Additional features include “eyes free”, a feature on which Apple said it had worked with car manufacturers to integrate a “Siri button” to activate the iPhone’s voice-operated assistant.

For the first time on Apple’s devices, video calls will be able to be made over a cellular connection, rather than relying on wi-fi.

The company also announced revamped models in its Macbook Pro and Macbook Air ranges.

It’s new Macbook Pro is 0.71 inches thick, with a high-resolution Retina display. It utilises Intel’s Ivy Bridge processor.

Its slimline Macbook Air range has also been upgraded with enhanced graphics and processing capabilities.

Both will offer a free upgrade to OS X Mountain Lion, the latest version of the Mac operating system which is set for release in July.

Among its features is enhanced synchronisation between desktop, laptop and mobile, thanks to iCloud, the company’s cloud-based storage service.

Once again, overhyped predictions that Apple was set to announce a long rumoured television were wrong.
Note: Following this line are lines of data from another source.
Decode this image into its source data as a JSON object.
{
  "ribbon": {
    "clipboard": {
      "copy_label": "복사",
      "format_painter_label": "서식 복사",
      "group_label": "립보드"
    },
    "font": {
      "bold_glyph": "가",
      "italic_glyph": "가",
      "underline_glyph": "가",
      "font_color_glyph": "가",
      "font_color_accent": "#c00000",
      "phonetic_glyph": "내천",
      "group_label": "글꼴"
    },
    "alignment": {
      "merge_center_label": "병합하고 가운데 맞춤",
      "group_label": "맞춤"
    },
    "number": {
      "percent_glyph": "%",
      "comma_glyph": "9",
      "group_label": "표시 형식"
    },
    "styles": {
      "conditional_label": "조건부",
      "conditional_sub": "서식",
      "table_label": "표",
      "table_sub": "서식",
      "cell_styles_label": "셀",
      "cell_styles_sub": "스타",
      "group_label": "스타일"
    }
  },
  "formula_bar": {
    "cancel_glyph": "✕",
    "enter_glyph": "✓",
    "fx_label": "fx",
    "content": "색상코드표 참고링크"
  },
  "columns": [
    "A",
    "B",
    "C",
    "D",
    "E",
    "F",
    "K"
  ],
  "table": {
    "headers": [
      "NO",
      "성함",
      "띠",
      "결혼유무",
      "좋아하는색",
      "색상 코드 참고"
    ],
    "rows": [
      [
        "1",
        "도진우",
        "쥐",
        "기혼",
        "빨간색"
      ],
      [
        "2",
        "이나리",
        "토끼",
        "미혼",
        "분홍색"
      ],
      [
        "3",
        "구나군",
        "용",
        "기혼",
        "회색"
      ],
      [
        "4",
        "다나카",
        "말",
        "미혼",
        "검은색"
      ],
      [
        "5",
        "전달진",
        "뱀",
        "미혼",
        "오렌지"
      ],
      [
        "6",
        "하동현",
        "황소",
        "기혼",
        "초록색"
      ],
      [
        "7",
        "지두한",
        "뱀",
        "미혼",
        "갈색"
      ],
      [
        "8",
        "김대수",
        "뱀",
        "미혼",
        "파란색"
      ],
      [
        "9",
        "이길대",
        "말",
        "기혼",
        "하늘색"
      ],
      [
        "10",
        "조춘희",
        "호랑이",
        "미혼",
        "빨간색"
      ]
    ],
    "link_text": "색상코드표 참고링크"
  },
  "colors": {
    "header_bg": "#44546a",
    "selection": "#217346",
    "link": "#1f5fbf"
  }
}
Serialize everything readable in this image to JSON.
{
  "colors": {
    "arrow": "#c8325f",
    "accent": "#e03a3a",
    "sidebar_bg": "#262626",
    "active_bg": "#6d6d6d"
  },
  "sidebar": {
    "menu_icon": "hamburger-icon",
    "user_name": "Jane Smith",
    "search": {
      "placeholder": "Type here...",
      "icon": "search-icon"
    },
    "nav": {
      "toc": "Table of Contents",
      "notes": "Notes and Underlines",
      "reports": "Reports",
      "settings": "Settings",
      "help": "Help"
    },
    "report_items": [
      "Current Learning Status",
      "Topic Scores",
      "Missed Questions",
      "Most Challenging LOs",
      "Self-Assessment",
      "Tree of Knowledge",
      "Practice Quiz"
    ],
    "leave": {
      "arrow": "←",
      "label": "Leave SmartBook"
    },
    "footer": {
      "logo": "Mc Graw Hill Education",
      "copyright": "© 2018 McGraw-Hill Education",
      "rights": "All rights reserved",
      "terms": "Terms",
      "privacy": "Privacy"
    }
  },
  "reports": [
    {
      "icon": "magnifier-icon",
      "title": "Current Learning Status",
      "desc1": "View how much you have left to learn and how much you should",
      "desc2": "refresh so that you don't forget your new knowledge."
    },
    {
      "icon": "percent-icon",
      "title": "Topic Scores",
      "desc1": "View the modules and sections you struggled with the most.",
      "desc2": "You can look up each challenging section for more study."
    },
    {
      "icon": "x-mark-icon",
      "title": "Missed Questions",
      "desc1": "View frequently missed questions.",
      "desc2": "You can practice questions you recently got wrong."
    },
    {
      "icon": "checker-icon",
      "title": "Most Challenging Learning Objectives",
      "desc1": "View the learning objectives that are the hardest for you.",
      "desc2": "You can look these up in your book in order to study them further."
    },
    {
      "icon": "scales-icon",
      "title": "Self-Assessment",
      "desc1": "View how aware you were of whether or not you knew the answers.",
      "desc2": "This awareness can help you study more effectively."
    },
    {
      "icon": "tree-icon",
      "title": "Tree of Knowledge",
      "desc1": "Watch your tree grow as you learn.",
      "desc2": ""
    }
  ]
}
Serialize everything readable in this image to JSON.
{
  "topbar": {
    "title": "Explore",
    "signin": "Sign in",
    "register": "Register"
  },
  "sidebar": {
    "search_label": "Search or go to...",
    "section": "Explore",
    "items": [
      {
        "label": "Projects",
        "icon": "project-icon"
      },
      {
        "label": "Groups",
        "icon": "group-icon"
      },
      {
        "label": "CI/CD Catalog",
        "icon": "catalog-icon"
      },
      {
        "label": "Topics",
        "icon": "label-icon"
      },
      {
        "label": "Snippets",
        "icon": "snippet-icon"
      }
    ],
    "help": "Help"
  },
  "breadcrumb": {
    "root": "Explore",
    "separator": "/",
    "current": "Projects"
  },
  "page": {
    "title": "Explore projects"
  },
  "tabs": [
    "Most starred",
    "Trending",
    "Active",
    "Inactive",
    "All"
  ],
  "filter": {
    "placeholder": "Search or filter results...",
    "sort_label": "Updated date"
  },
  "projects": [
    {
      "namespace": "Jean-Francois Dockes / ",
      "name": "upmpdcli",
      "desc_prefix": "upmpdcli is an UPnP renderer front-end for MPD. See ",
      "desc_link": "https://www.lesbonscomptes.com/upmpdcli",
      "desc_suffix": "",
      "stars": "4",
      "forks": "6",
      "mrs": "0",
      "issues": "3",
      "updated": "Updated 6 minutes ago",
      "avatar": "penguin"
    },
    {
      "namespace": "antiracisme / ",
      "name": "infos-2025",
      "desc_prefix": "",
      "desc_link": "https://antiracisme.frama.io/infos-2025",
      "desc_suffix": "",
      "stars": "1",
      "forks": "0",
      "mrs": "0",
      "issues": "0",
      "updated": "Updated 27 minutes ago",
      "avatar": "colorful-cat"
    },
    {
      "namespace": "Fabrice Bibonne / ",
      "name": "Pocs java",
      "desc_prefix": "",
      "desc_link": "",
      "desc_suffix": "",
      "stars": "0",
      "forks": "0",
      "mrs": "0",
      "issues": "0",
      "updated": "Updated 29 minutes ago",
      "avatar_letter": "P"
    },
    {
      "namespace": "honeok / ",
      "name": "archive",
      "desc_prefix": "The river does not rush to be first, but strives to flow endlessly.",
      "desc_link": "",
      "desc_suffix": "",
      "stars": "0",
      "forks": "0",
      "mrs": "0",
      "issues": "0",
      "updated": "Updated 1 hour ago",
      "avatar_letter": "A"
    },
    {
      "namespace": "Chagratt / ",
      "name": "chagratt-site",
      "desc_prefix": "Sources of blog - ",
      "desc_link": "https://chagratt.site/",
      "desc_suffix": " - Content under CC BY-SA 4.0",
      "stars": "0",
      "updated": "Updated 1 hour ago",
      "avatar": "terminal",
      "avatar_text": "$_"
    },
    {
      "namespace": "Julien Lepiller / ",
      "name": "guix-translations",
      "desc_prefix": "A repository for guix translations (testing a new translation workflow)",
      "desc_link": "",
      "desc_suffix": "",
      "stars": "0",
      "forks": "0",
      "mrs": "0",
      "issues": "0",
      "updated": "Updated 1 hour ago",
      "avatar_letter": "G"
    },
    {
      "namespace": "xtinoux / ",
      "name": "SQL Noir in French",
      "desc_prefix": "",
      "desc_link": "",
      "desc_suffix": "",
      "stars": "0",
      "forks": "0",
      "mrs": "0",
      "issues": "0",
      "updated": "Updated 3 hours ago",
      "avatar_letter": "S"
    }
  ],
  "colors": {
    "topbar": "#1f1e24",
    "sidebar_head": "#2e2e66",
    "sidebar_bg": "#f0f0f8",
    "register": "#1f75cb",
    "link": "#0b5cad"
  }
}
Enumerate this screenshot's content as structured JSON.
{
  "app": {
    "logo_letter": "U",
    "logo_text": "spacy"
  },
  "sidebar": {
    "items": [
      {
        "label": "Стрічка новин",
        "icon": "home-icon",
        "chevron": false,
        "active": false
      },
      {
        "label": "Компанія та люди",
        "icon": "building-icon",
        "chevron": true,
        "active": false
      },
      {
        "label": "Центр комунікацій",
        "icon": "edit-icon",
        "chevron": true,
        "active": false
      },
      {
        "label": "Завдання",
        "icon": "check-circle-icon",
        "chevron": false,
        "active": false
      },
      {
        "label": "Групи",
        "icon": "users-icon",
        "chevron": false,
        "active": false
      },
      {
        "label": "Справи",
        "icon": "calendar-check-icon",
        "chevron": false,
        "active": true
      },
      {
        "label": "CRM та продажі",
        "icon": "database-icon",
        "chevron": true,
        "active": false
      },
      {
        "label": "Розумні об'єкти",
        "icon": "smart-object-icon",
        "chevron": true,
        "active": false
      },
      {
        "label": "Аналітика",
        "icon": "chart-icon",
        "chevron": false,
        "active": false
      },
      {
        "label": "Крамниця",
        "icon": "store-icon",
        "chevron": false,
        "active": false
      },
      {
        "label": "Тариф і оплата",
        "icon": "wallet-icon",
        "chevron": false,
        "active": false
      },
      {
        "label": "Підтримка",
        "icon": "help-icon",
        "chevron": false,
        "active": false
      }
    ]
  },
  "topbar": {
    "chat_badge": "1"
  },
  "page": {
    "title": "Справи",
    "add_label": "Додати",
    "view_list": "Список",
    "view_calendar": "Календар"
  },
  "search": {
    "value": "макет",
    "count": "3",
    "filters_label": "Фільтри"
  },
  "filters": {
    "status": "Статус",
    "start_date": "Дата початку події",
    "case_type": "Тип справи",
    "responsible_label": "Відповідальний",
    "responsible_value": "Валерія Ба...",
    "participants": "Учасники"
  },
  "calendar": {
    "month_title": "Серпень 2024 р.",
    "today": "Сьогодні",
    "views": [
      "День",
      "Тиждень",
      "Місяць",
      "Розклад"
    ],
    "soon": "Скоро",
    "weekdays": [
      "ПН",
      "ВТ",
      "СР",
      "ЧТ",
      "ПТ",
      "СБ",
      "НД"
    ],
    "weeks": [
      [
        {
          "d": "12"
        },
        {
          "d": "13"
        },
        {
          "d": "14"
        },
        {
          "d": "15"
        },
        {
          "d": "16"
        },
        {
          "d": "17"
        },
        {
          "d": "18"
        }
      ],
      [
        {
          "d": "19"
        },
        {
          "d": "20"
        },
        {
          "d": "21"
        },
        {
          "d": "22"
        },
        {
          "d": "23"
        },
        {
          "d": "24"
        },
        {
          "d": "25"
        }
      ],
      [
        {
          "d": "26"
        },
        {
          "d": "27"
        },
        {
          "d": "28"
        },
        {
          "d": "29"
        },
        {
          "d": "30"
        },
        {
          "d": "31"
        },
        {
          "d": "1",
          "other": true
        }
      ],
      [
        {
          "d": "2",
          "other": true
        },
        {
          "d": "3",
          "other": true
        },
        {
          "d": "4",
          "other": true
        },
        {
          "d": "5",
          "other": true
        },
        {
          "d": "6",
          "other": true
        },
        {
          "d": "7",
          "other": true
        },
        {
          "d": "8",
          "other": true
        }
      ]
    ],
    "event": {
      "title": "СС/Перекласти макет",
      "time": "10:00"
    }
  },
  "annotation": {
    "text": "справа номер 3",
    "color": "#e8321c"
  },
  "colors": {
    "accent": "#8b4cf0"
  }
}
September is a more likely date.

Cyber bullies lose right to anonymity

June 11, 2012 By: Dr Search Principal Consultant at the Search Clinic Category: Cyber Security, data security, Facebook, internet, Social Media, Technology Companies, Uncategorized

Websites including Facebook are being forced to identify cyber bullies and trolls under new measures.Cyber bullies lose right to anonymityLast week, a British woman won a court order forcing Facebook to identify users who had harassed her.

Nicola Brookes had been falsely branded a paedophile and drug dealer by users – known as trolls – on Facebook.

Facebook, which did not contest the order, will now reveal the IP addresses of the people who had abused her so she can prosecute them.

All websites will soon be forced to identify people who have posted defamatory messages online.

New government proposals say victims have a right to know who is behind malicious messages without the need for costly legal battles.

The powers will be balanced by measures to prevent false claims in order to get material removed.

The new powers, to be added to the Defamation Bill, would make this process far less time-consuming and costly, the government said.

Complying with requests would afford websites greater protection from being sued in the event of a defamation claim.

The new rules would apply to all websites – regardless of where they are hosted – but the claimant would need to be able to show that the UK was the right place to bring the action.

“Website operators are in principle liable as publishers for everything that appears on their sites, even though the content is often determined by users,” said Justice Secretary Ken Clarke.

“But most operators are not in a position to know whether the material posted is defamatory or not and very often – faced with a complaint – they will immediately remove material.”

Mr Clarke said the measures would mean an end to “scurrilous rumour and allegation” being posted online without fear of adequate punishment.

“The government wants a libel regime for the internet that makes it possible for people to protect their reputations effectively but also ensures that information online can’t be easily censored by casual threats of litigation against website operators.”

“It will be very important to ensure that these measures do not inadvertently expose genuine whistleblowers, and we are committed to getting the detail right to minimise this risk.”